YOUR GOAL
Copy each line containing the word "heading" from the records that follow, please.

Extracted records
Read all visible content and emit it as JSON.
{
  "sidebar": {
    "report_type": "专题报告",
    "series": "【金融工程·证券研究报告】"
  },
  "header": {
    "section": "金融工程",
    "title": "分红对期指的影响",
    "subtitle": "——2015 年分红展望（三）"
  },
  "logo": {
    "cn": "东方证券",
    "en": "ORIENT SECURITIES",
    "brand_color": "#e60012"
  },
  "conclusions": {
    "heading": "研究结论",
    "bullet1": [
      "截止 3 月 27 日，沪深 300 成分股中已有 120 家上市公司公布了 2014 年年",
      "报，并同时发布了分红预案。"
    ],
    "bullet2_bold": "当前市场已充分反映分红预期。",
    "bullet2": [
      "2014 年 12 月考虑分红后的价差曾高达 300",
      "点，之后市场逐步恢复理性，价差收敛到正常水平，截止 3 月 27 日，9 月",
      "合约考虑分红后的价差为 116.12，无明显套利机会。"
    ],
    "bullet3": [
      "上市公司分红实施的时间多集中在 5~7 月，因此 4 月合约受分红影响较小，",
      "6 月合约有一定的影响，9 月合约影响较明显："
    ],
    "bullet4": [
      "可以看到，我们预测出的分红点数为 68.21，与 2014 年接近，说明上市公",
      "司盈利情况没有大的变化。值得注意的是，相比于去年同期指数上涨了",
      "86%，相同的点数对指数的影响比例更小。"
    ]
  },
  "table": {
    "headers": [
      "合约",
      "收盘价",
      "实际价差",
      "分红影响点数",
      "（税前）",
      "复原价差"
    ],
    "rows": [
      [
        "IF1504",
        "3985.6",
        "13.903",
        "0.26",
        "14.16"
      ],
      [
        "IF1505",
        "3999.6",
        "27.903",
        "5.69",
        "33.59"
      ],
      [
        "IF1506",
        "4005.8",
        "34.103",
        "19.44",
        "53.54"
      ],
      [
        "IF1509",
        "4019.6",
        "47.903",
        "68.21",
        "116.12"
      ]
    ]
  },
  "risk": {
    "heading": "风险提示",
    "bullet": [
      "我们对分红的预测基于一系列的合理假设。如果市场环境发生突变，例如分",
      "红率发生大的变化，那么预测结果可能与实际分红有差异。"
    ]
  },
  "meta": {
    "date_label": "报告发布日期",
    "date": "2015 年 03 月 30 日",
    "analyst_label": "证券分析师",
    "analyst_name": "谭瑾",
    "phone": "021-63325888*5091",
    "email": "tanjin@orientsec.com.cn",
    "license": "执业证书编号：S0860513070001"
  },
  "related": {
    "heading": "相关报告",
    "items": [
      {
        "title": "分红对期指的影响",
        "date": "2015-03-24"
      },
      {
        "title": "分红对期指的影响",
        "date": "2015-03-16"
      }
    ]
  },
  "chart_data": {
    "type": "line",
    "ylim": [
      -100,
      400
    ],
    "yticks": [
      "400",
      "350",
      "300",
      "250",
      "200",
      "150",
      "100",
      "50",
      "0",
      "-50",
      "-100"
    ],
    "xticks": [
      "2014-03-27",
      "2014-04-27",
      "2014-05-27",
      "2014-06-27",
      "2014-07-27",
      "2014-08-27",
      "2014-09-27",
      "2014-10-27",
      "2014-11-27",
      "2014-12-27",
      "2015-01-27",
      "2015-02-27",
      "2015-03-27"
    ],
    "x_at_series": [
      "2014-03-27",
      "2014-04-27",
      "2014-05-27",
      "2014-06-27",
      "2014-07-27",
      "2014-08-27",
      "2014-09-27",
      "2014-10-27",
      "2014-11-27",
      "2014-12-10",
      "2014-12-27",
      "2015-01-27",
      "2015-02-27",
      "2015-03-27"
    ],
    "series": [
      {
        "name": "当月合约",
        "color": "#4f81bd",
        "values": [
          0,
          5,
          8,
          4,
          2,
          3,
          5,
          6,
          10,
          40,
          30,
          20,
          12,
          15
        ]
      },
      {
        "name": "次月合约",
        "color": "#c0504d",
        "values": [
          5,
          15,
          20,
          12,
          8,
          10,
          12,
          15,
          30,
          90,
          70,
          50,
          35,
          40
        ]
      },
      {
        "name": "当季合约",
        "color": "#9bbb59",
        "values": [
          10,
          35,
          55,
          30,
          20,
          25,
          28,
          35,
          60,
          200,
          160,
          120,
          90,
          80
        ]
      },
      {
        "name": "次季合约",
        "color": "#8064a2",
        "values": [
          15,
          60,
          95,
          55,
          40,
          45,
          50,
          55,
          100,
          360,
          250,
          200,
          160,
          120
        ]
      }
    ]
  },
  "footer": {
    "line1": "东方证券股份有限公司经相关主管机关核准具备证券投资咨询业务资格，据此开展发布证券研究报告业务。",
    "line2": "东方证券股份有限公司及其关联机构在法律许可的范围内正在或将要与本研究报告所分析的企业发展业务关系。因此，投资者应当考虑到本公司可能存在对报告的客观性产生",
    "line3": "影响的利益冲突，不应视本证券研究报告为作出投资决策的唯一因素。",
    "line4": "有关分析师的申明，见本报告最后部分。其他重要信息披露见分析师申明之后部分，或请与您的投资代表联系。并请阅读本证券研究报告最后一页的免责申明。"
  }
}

RESPONSE
    "heading": "研究结论",
    "heading": "风险提示",
    "heading": "相关报告",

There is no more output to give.